The More You Work, the Less It May Be Worth
At a certain point in the life cycle of your wealth practice, you may look to sell the business and thus, need to determine an accurate valuation. There are many quantitative and qualitative factors that go into this calculation from gross revenues, margins, and EBIDTA to free cash flow and the age of your average client. They all matter if you want to value your business properly.
You may not realize that one qualifying factor is the volume of work you perform in the office. It’s normal to think that the harder and longer you work daily increases the value of your practice. In reality, this is only true up to a point. There is a diminishing return in the eyes of a potential buyer when they see that you spend an excessive amount of time maintaining your business.

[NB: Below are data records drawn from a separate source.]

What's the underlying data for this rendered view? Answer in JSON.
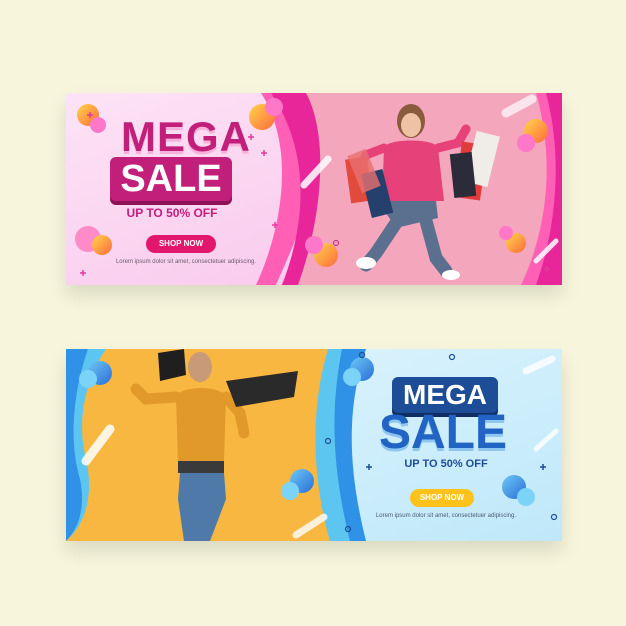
{
  "banners": [
    {
      "title_line1": "MEGA",
      "title_line2": "SALE",
      "discount": "UP TO 50% OFF",
      "button": "SHOP NOW",
      "lorem": "Lorem ipsum dolor sit amet, consectetuer adipiscing.",
      "colors": {
        "accent": "#c21f7a",
        "background": "#fbd3f2",
        "photo_bg": "#f4a6bd",
        "button": "#e3166e"
      }
    },
    {
      "title_line1": "MEGA",
      "title_line2": "SALE",
      "discount": "UP TO 50% OFF",
      "button": "SHOP NOW",
      "lorem": "Lorem ipsum dolor sit amet, consectetuer adipiscing.",
      "colors": {
        "accent": "#1d4d96",
        "background": "#cdeefb",
        "photo_bg": "#f8b740",
        "button": "#ffc21a"
      }
    }
  ]
}
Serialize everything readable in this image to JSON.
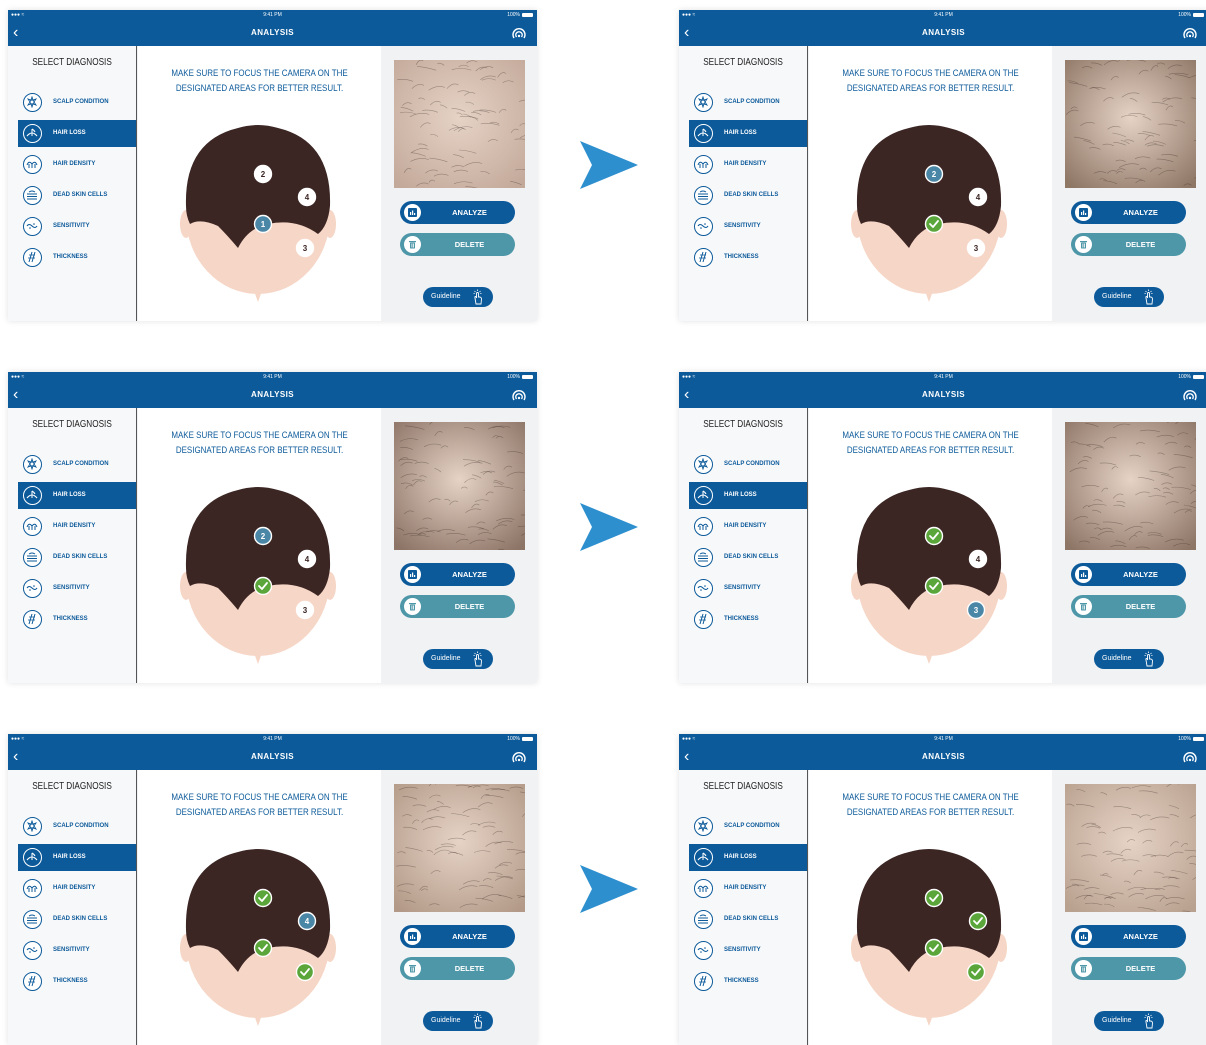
{
  "screens": [
    {
      "status": {
        "time": "9:41 PM",
        "battery": "100%"
      },
      "nav": {
        "title": "ANALYSIS"
      },
      "sidebar": {
        "heading": "SELECT DIAGNOSIS",
        "items": [
          "SCALP CONDITION",
          "HAIR LOSS",
          "HAIR DENSITY",
          "DEAD SKIN CELLS",
          "SENSITIVITY",
          "THICKNESS"
        ],
        "active_index": 1
      },
      "instruction": [
        "MAKE SURE TO FOCUS THE CAMERA ON THE",
        "DESIGNATED AREAS FOR BETTER RESULT."
      ],
      "buttons": {
        "analyze": "ANALYZE",
        "delete": "DELETE",
        "guideline": "Guideline"
      },
      "markers": [
        {
          "label": "1",
          "state": "active"
        },
        {
          "label": "2",
          "state": "pending"
        },
        {
          "label": "3",
          "state": "pending"
        },
        {
          "label": "4",
          "state": "pending"
        }
      ],
      "photo_tone": "#c3a99a"
    },
    {
      "status": {
        "time": "9:41 PM",
        "battery": "100%"
      },
      "nav": {
        "title": "ANALYSIS"
      },
      "sidebar": {
        "heading": "SELECT DIAGNOSIS",
        "items": [
          "SCALP CONDITION",
          "HAIR LOSS",
          "HAIR DENSITY",
          "DEAD SKIN CELLS",
          "SENSITIVITY",
          "THICKNESS"
        ],
        "active_index": 1
      },
      "instruction": [
        "MAKE SURE TO FOCUS THE CAMERA ON THE",
        "DESIGNATED AREAS FOR BETTER RESULT."
      ],
      "buttons": {
        "analyze": "ANALYZE",
        "delete": "DELETE",
        "guideline": "Guideline"
      },
      "markers": [
        {
          "label": "1",
          "state": "done"
        },
        {
          "label": "2",
          "state": "active"
        },
        {
          "label": "3",
          "state": "pending"
        },
        {
          "label": "4",
          "state": "pending"
        }
      ],
      "photo_tone": "#8f7766"
    },
    {
      "status": {
        "time": "9:41 PM",
        "battery": "100%"
      },
      "nav": {
        "title": "ANALYSIS"
      },
      "sidebar": {
        "heading": "SELECT DIAGNOSIS",
        "items": [
          "SCALP CONDITION",
          "HAIR LOSS",
          "HAIR DENSITY",
          "DEAD SKIN CELLS",
          "SENSITIVITY",
          "THICKNESS"
        ],
        "active_index": 1
      },
      "instruction": [
        "MAKE SURE TO FOCUS THE CAMERA ON THE",
        "DESIGNATED AREAS FOR BETTER RESULT."
      ],
      "buttons": {
        "analyze": "ANALYZE",
        "delete": "DELETE",
        "guideline": "Guideline"
      },
      "markers": [
        {
          "label": "1",
          "state": "done"
        },
        {
          "label": "2",
          "state": "active"
        },
        {
          "label": "3",
          "state": "pending"
        },
        {
          "label": "4",
          "state": "pending"
        }
      ],
      "photo_tone": "#8c7466"
    },
    {
      "status": {
        "time": "9:41 PM",
        "battery": "100%"
      },
      "nav": {
        "title": "ANALYSIS"
      },
      "sidebar": {
        "heading": "SELECT DIAGNOSIS",
        "items": [
          "SCALP CONDITION",
          "HAIR LOSS",
          "HAIR DENSITY",
          "DEAD SKIN CELLS",
          "SENSITIVITY",
          "THICKNESS"
        ],
        "active_index": 1
      },
      "instruction": [
        "MAKE SURE TO FOCUS THE CAMERA ON THE",
        "DESIGNATED AREAS FOR BETTER RESULT."
      ],
      "buttons": {
        "analyze": "ANALYZE",
        "delete": "DELETE",
        "guideline": "Guideline"
      },
      "markers": [
        {
          "label": "1",
          "state": "done"
        },
        {
          "label": "2",
          "state": "done"
        },
        {
          "label": "3",
          "state": "active"
        },
        {
          "label": "4",
          "state": "pending"
        }
      ],
      "photo_tone": "#8e7667"
    },
    {
      "status": {
        "time": "9:41 PM",
        "battery": "100%"
      },
      "nav": {
        "title": "ANALYSIS"
      },
      "sidebar": {
        "heading": "SELECT DIAGNOSIS",
        "items": [
          "SCALP CONDITION",
          "HAIR LOSS",
          "HAIR DENSITY",
          "DEAD SKIN CELLS",
          "SENSITIVITY",
          "THICKNESS"
        ],
        "active_index": 1
      },
      "instruction": [
        "MAKE SURE TO FOCUS THE CAMERA ON THE",
        "DESIGNATED AREAS FOR BETTER RESULT."
      ],
      "buttons": {
        "analyze": "ANALYZE",
        "delete": "DELETE",
        "guideline": "Guideline"
      },
      "markers": [
        {
          "label": "1",
          "state": "done"
        },
        {
          "label": "2",
          "state": "done"
        },
        {
          "label": "3",
          "state": "done"
        },
        {
          "label": "4",
          "state": "active"
        }
      ],
      "photo_tone": "#b39a88"
    },
    {
      "status": {
        "time": "9:41 PM",
        "battery": "100%"
      },
      "nav": {
        "title": "ANALYSIS"
      },
      "sidebar": {
        "heading": "SELECT DIAGNOSIS",
        "items": [
          "SCALP CONDITION",
          "HAIR LOSS",
          "HAIR DENSITY",
          "DEAD SKIN CELLS",
          "SENSITIVITY",
          "THICKNESS"
        ],
        "active_index": 1
      },
      "instruction": [
        "MAKE SURE TO FOCUS THE CAMERA ON THE",
        "DESIGNATED AREAS FOR BETTER RESULT."
      ],
      "buttons": {
        "analyze": "ANALYZE",
        "delete": "DELETE",
        "guideline": "Guideline"
      },
      "markers": [
        {
          "label": "1",
          "state": "done"
        },
        {
          "label": "2",
          "state": "done"
        },
        {
          "label": "3",
          "state": "done"
        },
        {
          "label": "4",
          "state": "done"
        }
      ],
      "photo_tone": "#b9a18f"
    }
  ],
  "colors": {
    "brand": "#0c5a9a",
    "delete": "#4e97a8",
    "hair": "#3b2624",
    "skin": "#f6d6c6",
    "done": "#5aa63a",
    "arrow": "#2e8fcf"
  },
  "icons": {
    "sidebar": [
      "scalp-condition-icon",
      "hair-loss-icon",
      "hair-density-icon",
      "dead-skin-cells-icon",
      "sensitivity-icon",
      "thickness-icon"
    ],
    "flow": "arrow-right-icon"
  }
}
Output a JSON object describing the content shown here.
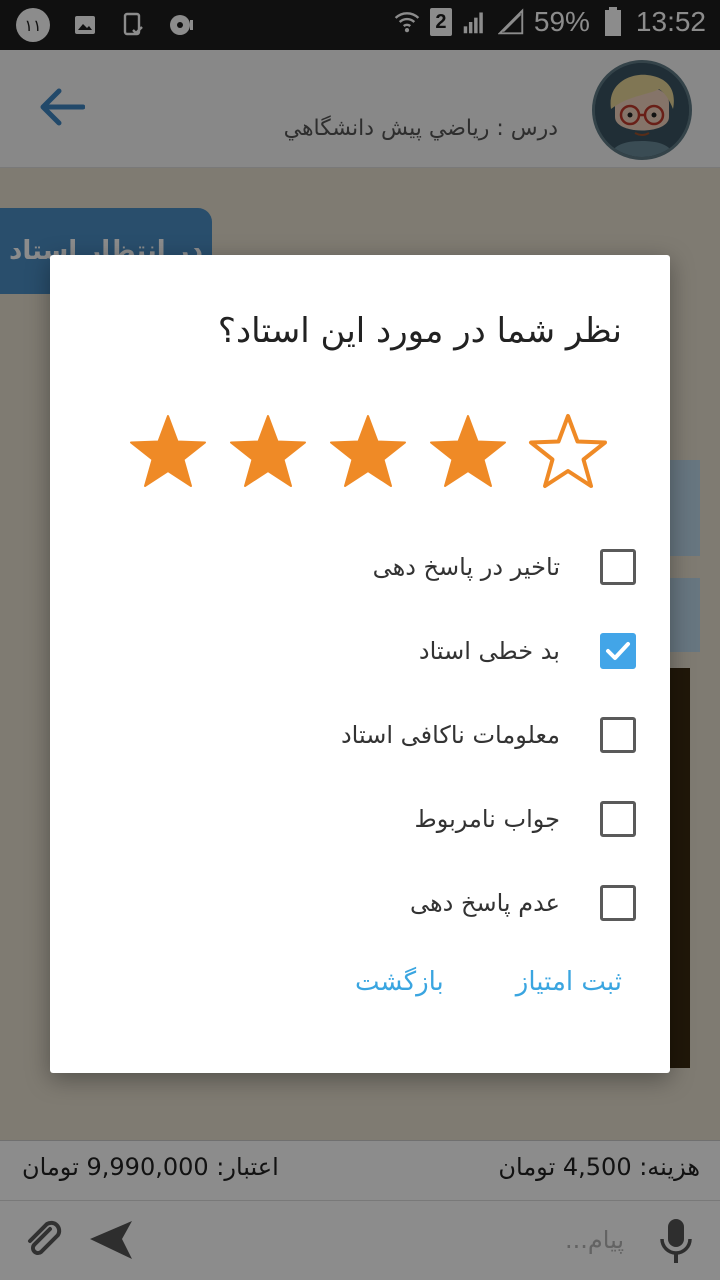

The more you do, the less you delegate, and the more all roads lead to you. This makes it more difficult for your buyer as they need to find employees to replace every role you currently fill. The best possible situation for a prospective buyer is a business where duties are delegated properly to a qualified staff. This staff should know the inner workings of your business, understand how to stabilize your book, be well versed in investments/financial planning, and have the necessary credentials and securities licenses.
Make the business less about you and more about your team. If the operation of the business is all about you, you may be limited in your options to sell it or pass it along to the next generation. If you decide to control everything and not create strong, value-driven leadership, you may never be able to leave!
Effective delegation is essential.
Delegation is more than just offloading simple tasks to your employees. It is about matching the demands of the task to the person on your team with the skills, experience, and workload necessary to champion said task.
Managers who are not effective delegators may fail to ensure a staff member has a true understanding of what a task entails and why it’s important. Furthermore, a poor delegator might not realize if this person has skills, resources, and desire to accomplish it.
Don't expect things to go perfectly the first few times. Employees may be afraid to make a mistake and force you to micro-manage them. Give them the confidence to make mistakes and, as I like to call it, "fail-forward”. This will allow your team to learn by thinking about the problem and owning the outcome without harsh consequences.
I truly believe that if you take these lessons to heart, you can make your firm more valuable by doing less.
CEO and Founder
Where Fiduciary Freedom is First
Download our ebook – 90 Questions for a Better Decision
Advisory services are offered through f3Logic, LLC, a registered investment advisor.